[Interface dataset entries]
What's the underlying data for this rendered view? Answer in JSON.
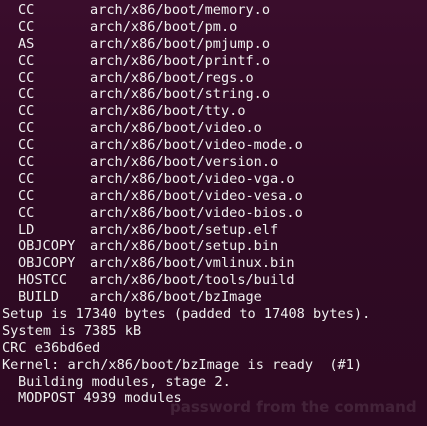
{
  "terminal": {
    "background": "#300a24",
    "foreground": "#f0f0f0",
    "build_lines": [
      {
        "cmd": "CC",
        "arg": "arch/x86/boot/memory.o"
      },
      {
        "cmd": "CC",
        "arg": "arch/x86/boot/pm.o"
      },
      {
        "cmd": "AS",
        "arg": "arch/x86/boot/pmjump.o"
      },
      {
        "cmd": "CC",
        "arg": "arch/x86/boot/printf.o"
      },
      {
        "cmd": "CC",
        "arg": "arch/x86/boot/regs.o"
      },
      {
        "cmd": "CC",
        "arg": "arch/x86/boot/string.o"
      },
      {
        "cmd": "CC",
        "arg": "arch/x86/boot/tty.o"
      },
      {
        "cmd": "CC",
        "arg": "arch/x86/boot/video.o"
      },
      {
        "cmd": "CC",
        "arg": "arch/x86/boot/video-mode.o"
      },
      {
        "cmd": "CC",
        "arg": "arch/x86/boot/version.o"
      },
      {
        "cmd": "CC",
        "arg": "arch/x86/boot/video-vga.o"
      },
      {
        "cmd": "CC",
        "arg": "arch/x86/boot/video-vesa.o"
      },
      {
        "cmd": "CC",
        "arg": "arch/x86/boot/video-bios.o"
      },
      {
        "cmd": "LD",
        "arg": "arch/x86/boot/setup.elf"
      },
      {
        "cmd": "OBJCOPY",
        "arg": "arch/x86/boot/setup.bin"
      },
      {
        "cmd": "OBJCOPY",
        "arg": "arch/x86/boot/vmlinux.bin"
      },
      {
        "cmd": "HOSTCC",
        "arg": "arch/x86/boot/tools/build"
      },
      {
        "cmd": "BUILD",
        "arg": "arch/x86/boot/bzImage"
      }
    ],
    "setup_line": "Setup is 17340 bytes (padded to 17408 bytes).",
    "system_line": "System is 7385 kB",
    "crc_line": "CRC e36bd6ed",
    "kernel_line": "Kernel: arch/x86/boot/bzImage is ready  (#1)",
    "modules_line": "Building modules, stage 2.",
    "modpost_line": "MODPOST 4939 modules"
  },
  "background_ghost": {
    "password_heading": "password from the command"
  }
}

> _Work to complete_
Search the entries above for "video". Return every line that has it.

> _Exercise result_
        "arg": "arch/x86/boot/video.o"
        "arg": "arch/x86/boot/video-mode.o"
        "arg": "arch/x86/boot/video-vga.o"
        "arg": "arch/x86/boot/video-vesa.o"
        "arg": "arch/x86/boot/video-bios.o"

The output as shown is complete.